Survey uncovers long-term abuse of children taken into protective custody - The Mainichi Daily News
During the survey period, 199 of the 201 child consultation centers across Japan received a total of 16,817 inquiries about abuse. Of these, the survey focused on 614 children who had been taken into temporary custody without their parents' consent, or whose parents later reversed their consent for their child to be in custody. The average age of the children was 8 1/2.
Among the children taken into custody were 38 whose lives were at risk from causes such as weakened physical condition; 158 who had been seriously abused, including those with injuries that needed ongoing medical treatment; and 254 subjected to mid-level abuse including victims of chronic violence.
A total of 146 of the children, or 23.8 percent, were taken into temporary custody three years or more after the abuse started. For another 124 children (20.2 percent) it took between one and three years for them to be taken into custody. Eighty-two were taken into protective custody between six months and a year after the abused started. For 108 children the period was between one and six months, and for 104 the figure was less than one month. Statistics for another 50 children were not available.
A total of 301 of the children, or 49.0 percent, wanted to be taken into protective custody, while 43 children didn't want to go into custody. The wishes of another 110 children could not be confirmed because of their young age.
In cases where children's lives were at risk, the number of children who wanted to be taken into custody -- six --was the same as the number of those who were against such a move.

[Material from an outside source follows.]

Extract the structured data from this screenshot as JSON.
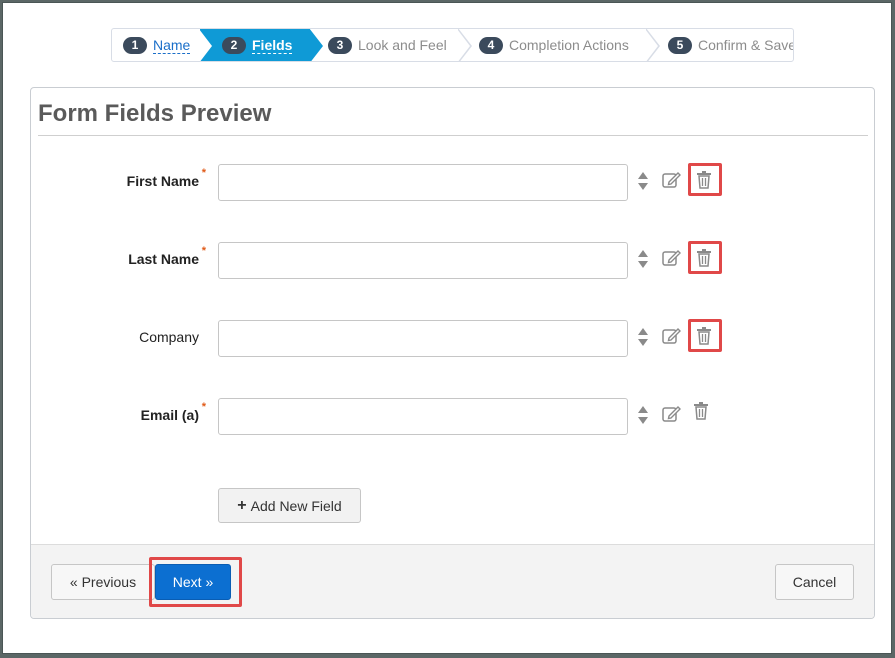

Eleven of the 43 children whose parents had objected to them being taken into custody had been abused for a period of three or more years.